Ian Weaver’s work utilizes drawing, sculpture and film to act as metaphors for fracture. He is interested in the construction of identity and memory, and how individuals and communities use commemorations and their archived personal/communal objects to represent these constructions. His work centers on the now defunct “Black Bottom” section of the Near West Side of Chicago where African American residents once lived. For this, he has constructed a fictive history for this destroyed community utilizing elements such as museum vitrines, maps and documents, sculpture, and film. Recently, he has extended this construction to the creation of a fictional group, the Black Knights – part medieval knight, part Black Nationalist – who lived within the community during the 1940s.
Residents from United States
Pilvi Takala’s primary artistic practice is practice in its most direct sense. Takala carries out interventions in everyday life, using her body as artistic material, placing it in humorous predicaments. Her own feelings evolving in the course of an intervention, often-nuanced shades of embarrassment, reveal the contours of society’s expectations. Her works clearly show that it is often possible to learn of the implicit rules of a social situation only by its disruption. Takala mixes in her work the reality of documented actions with staged portraiture. She quotes and stretches the limits of different genres including the one of being a performance artist, a director, and a documentary maker.
Pilvi Takala (born 1981 in Helsinki, Finland) lives and works in Helsinki and Istanbul. Takala received an MFA from the Finnish Academy of Fine Arts and was artist-in-residence at Rijksakademie. Her awards include Dutch Prix de Rome 2011; Finnish State Prize for Visual Arts; and Emdash Award 2013. Her solo exhibitions include Bonniers Konsthall, Stockholm; Site Gallery, Sheffield; Künstlerhaus Bremen; Kunsthalle Erfurt; Kiasma Museum of Contemporary Art, Helsinki; Turku Art Museum; Kunsthalle Lissabon; and Sorlandets Kunstmuseum, Norway. Her work has been shown in MoMA PS1 and New Museum, New York; Palais de Tokyo, Paris; S.M.A.K., Ghent; Kunsthalle Basel; De Hallen Haarlem; Wiels, Brussels; 4th Moscow Biennial; Witte de With, Rotterdam; 4th Bucharest Biennial; 5th Berlin Biennial; and the 9th Istanbul Biennial.

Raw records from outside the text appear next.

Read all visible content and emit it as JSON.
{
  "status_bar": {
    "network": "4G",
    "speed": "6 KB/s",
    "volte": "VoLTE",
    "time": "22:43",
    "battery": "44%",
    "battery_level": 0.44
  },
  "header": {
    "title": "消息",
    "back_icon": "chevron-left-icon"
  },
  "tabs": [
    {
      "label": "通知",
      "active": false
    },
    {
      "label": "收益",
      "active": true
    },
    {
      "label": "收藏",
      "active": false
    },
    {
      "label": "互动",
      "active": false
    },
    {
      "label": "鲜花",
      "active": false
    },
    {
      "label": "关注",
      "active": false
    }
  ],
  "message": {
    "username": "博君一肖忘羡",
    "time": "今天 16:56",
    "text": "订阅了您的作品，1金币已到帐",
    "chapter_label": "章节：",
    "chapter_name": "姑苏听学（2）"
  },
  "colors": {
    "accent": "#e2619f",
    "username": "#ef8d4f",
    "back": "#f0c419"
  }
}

Residents from Finland
Paint has the binary ability to summon and refuse, reveal and conceal, beautify and debase. Aaron Collier’s work attempts to revel in these manifold offerings, for in so doing, the resulting imagery is consonant with our tangled interaction with the world. Routine are encounters marked by disclosure and obstruction; we happen upon phenomena that we are seemingly able to know, grasp, and understand along with those we fundamentally cannot. Paint fittingly pictures this paradox, for painting itself is an in-between act, a simultaneous doing and undoing. Collier’s paintings, drawing and collage, thus traffic more in fragment than in chronicle. Images that indefinitely “suggest” allow him to situate the viewer and himself as deferential participants, adventuring with the image.
Aaron Collier lives in New Orleans where is an Assistant Professor at Tulane University. Solo exhibitions include Cole Pratt Gallery and Staple Goods, an artist cooperative in the St. Claude Avenue Arts District. His work has been included in group exhibitions at the Contemporary Arts Center and the Ogden Museum of Southern Art and has been featured in New American Paintings. Collier’s paintings are represented in collections such as the Boston Medical Center, Iberia Bank and New Orleans Museum of Art. He has participated in residencies at the Joan Mitchell Center in New Orleans, Ragdale Foundation and Virginia Center for the Creative Arts.